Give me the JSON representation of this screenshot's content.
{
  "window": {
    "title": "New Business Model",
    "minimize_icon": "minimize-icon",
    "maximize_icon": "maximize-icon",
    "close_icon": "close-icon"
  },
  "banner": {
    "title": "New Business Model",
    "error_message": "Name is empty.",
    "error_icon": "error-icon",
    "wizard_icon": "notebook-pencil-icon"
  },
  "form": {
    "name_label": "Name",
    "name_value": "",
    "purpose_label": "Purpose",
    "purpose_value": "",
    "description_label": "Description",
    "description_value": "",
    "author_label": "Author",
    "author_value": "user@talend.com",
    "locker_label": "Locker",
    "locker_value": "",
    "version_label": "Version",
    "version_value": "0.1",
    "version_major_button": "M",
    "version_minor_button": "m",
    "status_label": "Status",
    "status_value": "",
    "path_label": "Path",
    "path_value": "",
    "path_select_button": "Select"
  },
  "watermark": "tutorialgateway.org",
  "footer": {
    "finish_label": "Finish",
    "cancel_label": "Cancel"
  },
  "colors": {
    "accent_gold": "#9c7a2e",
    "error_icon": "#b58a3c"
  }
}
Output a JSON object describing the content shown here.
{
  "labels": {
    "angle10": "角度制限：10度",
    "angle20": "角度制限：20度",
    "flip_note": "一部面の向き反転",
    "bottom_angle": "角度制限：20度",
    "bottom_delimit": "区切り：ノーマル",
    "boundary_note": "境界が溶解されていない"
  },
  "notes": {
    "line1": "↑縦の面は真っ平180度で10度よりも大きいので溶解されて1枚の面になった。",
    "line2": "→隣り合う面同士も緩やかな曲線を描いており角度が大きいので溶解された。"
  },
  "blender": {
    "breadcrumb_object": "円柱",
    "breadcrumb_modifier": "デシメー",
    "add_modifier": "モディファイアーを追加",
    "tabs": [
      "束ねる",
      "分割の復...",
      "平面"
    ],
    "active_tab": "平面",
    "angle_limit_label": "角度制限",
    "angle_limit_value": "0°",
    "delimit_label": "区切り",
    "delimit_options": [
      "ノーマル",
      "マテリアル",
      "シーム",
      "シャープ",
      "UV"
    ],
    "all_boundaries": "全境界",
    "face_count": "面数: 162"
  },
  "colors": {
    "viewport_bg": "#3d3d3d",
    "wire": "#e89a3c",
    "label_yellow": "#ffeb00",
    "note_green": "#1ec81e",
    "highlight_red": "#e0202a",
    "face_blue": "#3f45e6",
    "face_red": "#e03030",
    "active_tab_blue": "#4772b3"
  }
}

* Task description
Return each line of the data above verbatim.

* Output of the exercise
Give me the JSON representation of this screenshot's content.
{
  "window": {
    "title": "New Business Model",
    "minimize_icon": "minimize-icon",
    "maximize_icon": "maximize-icon",
    "close_icon": "close-icon"
  },
  "banner": {
    "title": "New Business Model",
    "error_message": "Name is empty.",
    "error_icon": "error-icon",
    "wizard_icon": "notebook-pencil-icon"
  },
  "form": {
    "name_label": "Name",
    "name_value": "",
    "purpose_label": "Purpose",
    "purpose_value": "",
    "description_label": "Description",
    "description_value": "",
    "author_label": "Author",
    "author_value": "user@talend.com",
    "locker_label": "Locker",
    "locker_value": "",
    "version_label": "Version",
    "version_value": "0.1",
    "version_major_button": "M",
    "version_minor_button": "m",
    "status_label": "Status",
    "status_value": "",
    "path_label": "Path",
    "path_value": "",
    "path_select_button": "Select"
  },
  "watermark": "tutorialgateway.org",
  "footer": {
    "finish_label": "Finish",
    "cancel_label": "Cancel"
  },
  "colors": {
    "accent_gold": "#9c7a2e",
    "error_icon": "#b58a3c"
  }
}
Output a JSON object describing the content shown here.
{
  "labels": {
    "angle10": "角度制限：10度",
    "angle20": "角度制限：20度",
    "flip_note": "一部面の向き反転",
    "bottom_angle": "角度制限：20度",
    "bottom_delimit": "区切り：ノーマル",
    "boundary_note": "境界が溶解されていない"
  },
  "notes": {
    "line1": "↑縦の面は真っ平180度で10度よりも大きいので溶解されて1枚の面になった。",
    "line2": "→隣り合う面同士も緩やかな曲線を描いており角度が大きいので溶解された。"
  },
  "blender": {
    "breadcrumb_object": "円柱",
    "breadcrumb_modifier": "デシメー",
    "add_modifier": "モディファイアーを追加",
    "tabs": [
      "束ねる",
      "分割の復...",
      "平面"
    ],
    "active_tab": "平面",
    "angle_limit_label": "角度制限",
    "angle_limit_value": "0°",
    "delimit_label": "区切り",
    "delimit_options": [
      "ノーマル",
      "マテリアル",
      "シーム",
      "シャープ",
      "UV"
    ],
    "all_boundaries": "全境界",
    "face_count": "面数: 162"
  },
  "colors": {
    "viewport_bg": "#3d3d3d",
    "wire": "#e89a3c",
    "label_yellow": "#ffeb00",
    "note_green": "#1ec81e",
    "highlight_red": "#e0202a",
    "face_blue": "#3f45e6",
    "face_red": "#e03030",
    "active_tab_blue": "#4772b3"
  }
}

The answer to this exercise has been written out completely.